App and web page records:
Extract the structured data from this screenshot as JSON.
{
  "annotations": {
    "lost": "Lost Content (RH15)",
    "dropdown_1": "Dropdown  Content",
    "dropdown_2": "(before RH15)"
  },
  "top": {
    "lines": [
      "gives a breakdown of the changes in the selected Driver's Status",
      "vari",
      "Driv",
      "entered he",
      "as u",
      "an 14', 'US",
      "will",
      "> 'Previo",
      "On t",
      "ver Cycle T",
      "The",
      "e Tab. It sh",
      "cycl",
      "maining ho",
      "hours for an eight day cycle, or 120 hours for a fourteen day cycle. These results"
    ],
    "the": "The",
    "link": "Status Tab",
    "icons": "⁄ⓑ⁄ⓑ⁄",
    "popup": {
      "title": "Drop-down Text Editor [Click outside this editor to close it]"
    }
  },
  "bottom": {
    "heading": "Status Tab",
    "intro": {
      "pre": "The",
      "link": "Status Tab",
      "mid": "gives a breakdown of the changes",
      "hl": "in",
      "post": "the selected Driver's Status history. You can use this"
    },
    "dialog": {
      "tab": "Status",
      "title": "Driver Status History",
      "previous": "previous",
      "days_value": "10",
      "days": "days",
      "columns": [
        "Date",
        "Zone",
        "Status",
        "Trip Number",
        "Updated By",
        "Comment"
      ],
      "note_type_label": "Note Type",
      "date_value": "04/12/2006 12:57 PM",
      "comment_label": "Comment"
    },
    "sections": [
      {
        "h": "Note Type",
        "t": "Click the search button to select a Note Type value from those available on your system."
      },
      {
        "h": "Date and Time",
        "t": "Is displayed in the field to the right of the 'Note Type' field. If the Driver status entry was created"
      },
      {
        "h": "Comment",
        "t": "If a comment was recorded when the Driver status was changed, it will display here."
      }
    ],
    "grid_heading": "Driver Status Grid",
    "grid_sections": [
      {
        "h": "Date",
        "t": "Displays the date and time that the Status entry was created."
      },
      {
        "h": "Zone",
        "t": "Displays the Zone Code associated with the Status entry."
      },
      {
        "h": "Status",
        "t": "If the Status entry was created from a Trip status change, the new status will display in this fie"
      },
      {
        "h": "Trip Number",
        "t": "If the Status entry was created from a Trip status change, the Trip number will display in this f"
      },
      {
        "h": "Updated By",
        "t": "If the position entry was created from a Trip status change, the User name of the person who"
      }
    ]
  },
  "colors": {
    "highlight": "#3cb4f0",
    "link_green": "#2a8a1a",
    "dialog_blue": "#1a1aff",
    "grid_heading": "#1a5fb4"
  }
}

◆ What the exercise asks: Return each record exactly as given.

◆ Written solution:
Extract the structured data from this screenshot as JSON.
{
  "annotations": {
    "lost": "Lost Content (RH15)",
    "dropdown_1": "Dropdown  Content",
    "dropdown_2": "(before RH15)"
  },
  "top": {
    "lines": [
      "gives a breakdown of the changes in the selected Driver's Status",
      "vari",
      "Driv",
      "entered he",
      "as u",
      "an 14', 'US",
      "will",
      "> 'Previo",
      "On t",
      "ver Cycle T",
      "The",
      "e Tab. It sh",
      "cycl",
      "maining ho",
      "hours for an eight day cycle, or 120 hours for a fourteen day cycle. These results"
    ],
    "the": "The",
    "link": "Status Tab",
    "icons": "⁄ⓑ⁄ⓑ⁄",
    "popup": {
      "title": "Drop-down Text Editor [Click outside this editor to close it]"
    }
  },
  "bottom": {
    "heading": "Status Tab",
    "intro": {
      "pre": "The",
      "link": "Status Tab",
      "mid": "gives a breakdown of the changes",
      "hl": "in",
      "post": "the selected Driver's Status history. You can use this"
    },
    "dialog": {
      "tab": "Status",
      "title": "Driver Status History",
      "previous": "previous",
      "days_value": "10",
      "days": "days",
      "columns": [
        "Date",
        "Zone",
        "Status",
        "Trip Number",
        "Updated By",
        "Comment"
      ],
      "note_type_label": "Note Type",
      "date_value": "04/12/2006 12:57 PM",
      "comment_label": "Comment"
    },
    "sections": [
      {
        "h": "Note Type",
        "t": "Click the search button to select a Note Type value from those available on your system."
      },
      {
        "h": "Date and Time",
        "t": "Is displayed in the field to the right of the 'Note Type' field. If the Driver status entry was created"
      },
      {
        "h": "Comment",
        "t": "If a comment was recorded when the Driver status was changed, it will display here."
      }
    ],
    "grid_heading": "Driver Status Grid",
    "grid_sections": [
      {
        "h": "Date",
        "t": "Displays the date and time that the Status entry was created."
      },
      {
        "h": "Zone",
        "t": "Displays the Zone Code associated with the Status entry."
      },
      {
        "h": "Status",
        "t": "If the Status entry was created from a Trip status change, the new status will display in this fie"
      },
      {
        "h": "Trip Number",
        "t": "If the Status entry was created from a Trip status change, the Trip number will display in this f"
      },
      {
        "h": "Updated By",
        "t": "If the position entry was created from a Trip status change, the User name of the person who"
      }
    ]
  },
  "colors": {
    "highlight": "#3cb4f0",
    "link_green": "#2a8a1a",
    "dialog_blue": "#1a1aff",
    "grid_heading": "#1a5fb4"
  }
}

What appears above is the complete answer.